* TASK ITEM
Hunt through the lines below for the string "title" and copy each one that has it.

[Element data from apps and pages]
_ _ _ _ _ _ _
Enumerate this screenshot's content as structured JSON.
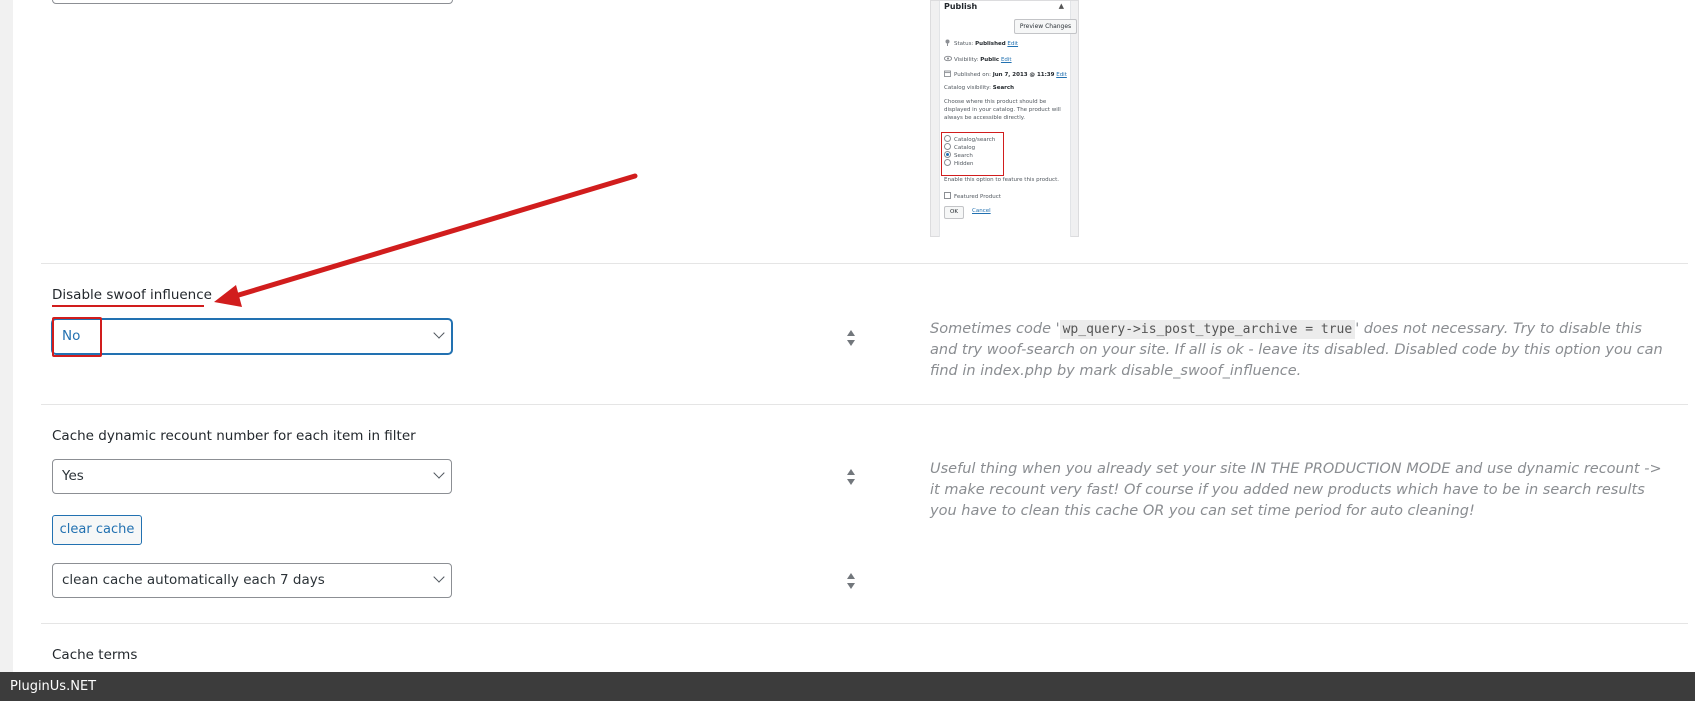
{
  "thumbnail": {
    "title": "Publish",
    "preview_button": "Preview Changes",
    "status_label": "Status:",
    "status_value": "Published",
    "status_edit": "Edit",
    "visibility_label": "Visibility:",
    "visibility_value": "Public",
    "visibility_edit": "Edit",
    "published_label": "Published on:",
    "published_value": "Jun 7, 2013 @ 11:39",
    "published_edit": "Edit",
    "catalog_label": "Catalog visibility:",
    "catalog_value": "Search",
    "choose_text_1": "Choose where this product should be",
    "choose_text_2": "displayed in your catalog. The product will",
    "choose_text_3": "always be accessible directly.",
    "radio_options": [
      "Catalog/search",
      "Catalog",
      "Search",
      "Hidden"
    ],
    "radio_selected_index": 2,
    "feature_hint": "Enable this option to feature this product.",
    "featured_label": "Featured Product",
    "ok_label": "OK",
    "cancel_label": "Cancel"
  },
  "options": {
    "disable_swoof": {
      "title": "Disable swoof influence",
      "selected": "No",
      "desc_before": "Sometimes code '",
      "desc_code": "wp_query->is_post_type_archive = true",
      "desc_after": "' does not necessary. Try to disable this and try woof-search on your site. If all is ok - leave its disabled. Disabled code by this option you can find in index.php by mark disable_swoof_influence."
    },
    "cache_recount": {
      "title": "Cache dynamic recount number for each item in filter",
      "selected": "Yes",
      "clear_button": "clear cache",
      "period_selected": "clean cache automatically each 7 days",
      "desc": "Useful thing when you already set your site IN THE PRODUCTION MODE and use dynamic recount -> it make recount very fast! Of course if you added new products which have to be in search results you have to clean this cache OR you can set time period for auto cleaning!"
    },
    "cache_terms": {
      "title": "Cache terms"
    }
  },
  "footer": {
    "brand": "PluginUs.NET"
  },
  "colors": {
    "annotation_red": "#d11d1d",
    "link_blue": "#2271b1",
    "footer_bg": "#3c3c3c"
  }
}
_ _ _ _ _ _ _
* EXERCISE OUTPUT
    "title": "Publish",
      "title": "Disable swoof influence",
      "title": "Cache dynamic recount number for each item in filter",
      "title": "Cache terms"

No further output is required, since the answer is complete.